Start by tightly rolling up about half the length of your mat (less if your mat is really thick; more if it’s thin). Place your feet together, with your heels atop the roll and the balls of your feet on the floor. Spread your toes to widen the base of support.
Try keeping your hands at your heart as you come into the pose.
Press your hands firmly together as you widen evenly across your chest and back. You can work your shoulders by maintaining this pressure in your hands while gradually lifting them up toward the ceiling, with palms still pressed together. Stop at the point of discomfort. This is also a great modification if you have a tendency to round through your low back.
Try performing the pose against a wall. Most of our joints allow for rotation, gliding, or both. The goal with managing knee pain is to mitigate the amount of excess rotation (torque) and glide (sheer). When you use the wall to support your body weight and limit knee flexion (bending), you reduce both torque and sheer at the knee joint.
Start with your feet hip-distance apart and your back about one foot from the wall. Hinge at your hips until your buttocks touch the wall, and then release your back to the wall. Slide down to your level of comfort, but don’t bend your knees past 90 degrees. Keep the knees directly above your ankles. Your hands can be overhead, on your hips, or at your heart.
Each of your arms is equal in length to about 35 percent of your height, while both arms combined account for approximately 10 percent of your weight. When you bend forward with your arms raised overhead, you both lengthen and redistribute the weight of your upper body. This increases the load that the muscles of your back, hips, and hamstrings must support and overcome. The hamstrings are hip extensors as well as knee flexors. When you tilt forward excessively, you over-elongate the already-taxed hip extensors and compromise their ability to contract optimally. This leaves the spinal muscles to pick up the slack. So be kind to your spine and take a load off: Instead of leaning forward aggressively, aim to keep your torso mostly upright and your arms lifted toward the sky, or your hands pressed together at heart center.

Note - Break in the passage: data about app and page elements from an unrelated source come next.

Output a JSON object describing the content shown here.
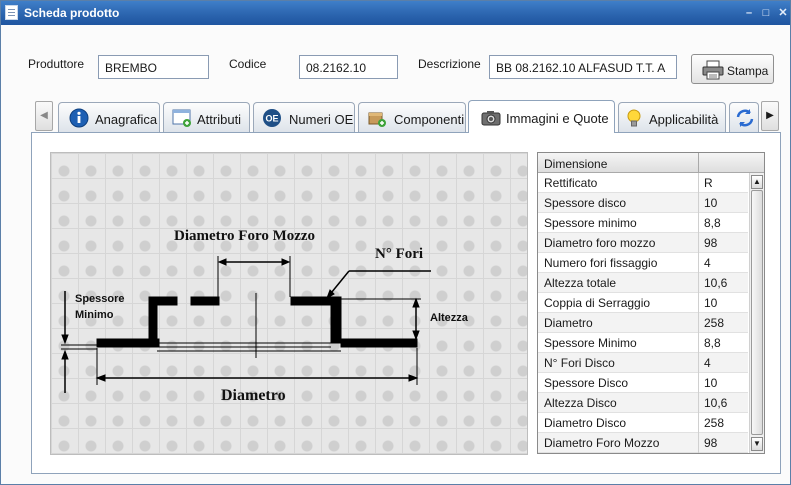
{
  "window": {
    "title": "Scheda prodotto",
    "controls": {
      "minimize": "–",
      "maximize": "□",
      "close": "✕"
    }
  },
  "header": {
    "produttore_label": "Produttore",
    "produttore_value": "BREMBO",
    "codice_label": "Codice",
    "codice_value": "08.2162.10",
    "descrizione_label": "Descrizione",
    "descrizione_value": "BB 08.2162.10 ALFASUD T.T. A",
    "print_label": "Stampa"
  },
  "tabs": [
    {
      "label": "Anagrafica",
      "icon": "info-icon"
    },
    {
      "label": "Attributi",
      "icon": "attributes-icon"
    },
    {
      "label": "Numeri OE",
      "icon": "oe-icon"
    },
    {
      "label": "Componenti",
      "icon": "components-icon"
    },
    {
      "label": "Immagini e Quote",
      "icon": "camera-icon",
      "active": true
    },
    {
      "label": "Applicabilità",
      "icon": "lightbulb-icon"
    }
  ],
  "drawing": {
    "diametro_foro_mozzo": "Diametro Foro Mozzo",
    "n_fori": "N° Fori",
    "spessore_minimo_line1": "Spessore",
    "spessore_minimo_line2": "Minimo",
    "altezza": "Altezza",
    "diametro": "Diametro"
  },
  "grid": {
    "header": "Dimensione",
    "rows": [
      {
        "k": "Rettificato",
        "v": "R"
      },
      {
        "k": "Spessore disco",
        "v": "10"
      },
      {
        "k": "Spessore minimo",
        "v": "8,8"
      },
      {
        "k": "Diametro foro mozzo",
        "v": "98"
      },
      {
        "k": "Numero fori fissaggio",
        "v": "4"
      },
      {
        "k": "Altezza totale",
        "v": "10,6"
      },
      {
        "k": "Coppia di Serraggio",
        "v": "10"
      },
      {
        "k": "Diametro",
        "v": "258"
      },
      {
        "k": "Spessore Minimo",
        "v": "8,8"
      },
      {
        "k": "N° Fori Disco",
        "v": "4"
      },
      {
        "k": "Spessore Disco",
        "v": "10"
      },
      {
        "k": "Altezza Disco",
        "v": "10,6"
      },
      {
        "k": "Diametro Disco",
        "v": "258"
      },
      {
        "k": "Diametro Foro Mozzo",
        "v": "98"
      }
    ]
  }
}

Teacher and model Robyn Capobianco, MA, E-RYT500,is a corrective-exercise specialist;her classes are a unique blend of self-myofascial release, classical yoga, and corrective exercise interspersed with splashes of science. Capobianco’s work is inspired by her studies with Jill Miller, Sianna Sherman, Richard Freeman, and Douglas Brooks, as well as by her formal education in integrative physiology. She is also a doctoral student in the Neurophysiology of Movement Laboratory at the University of Colorado, Boulder, and is investigating the neuromechanics of stretching and yoga. Learn more at functionalflow.com.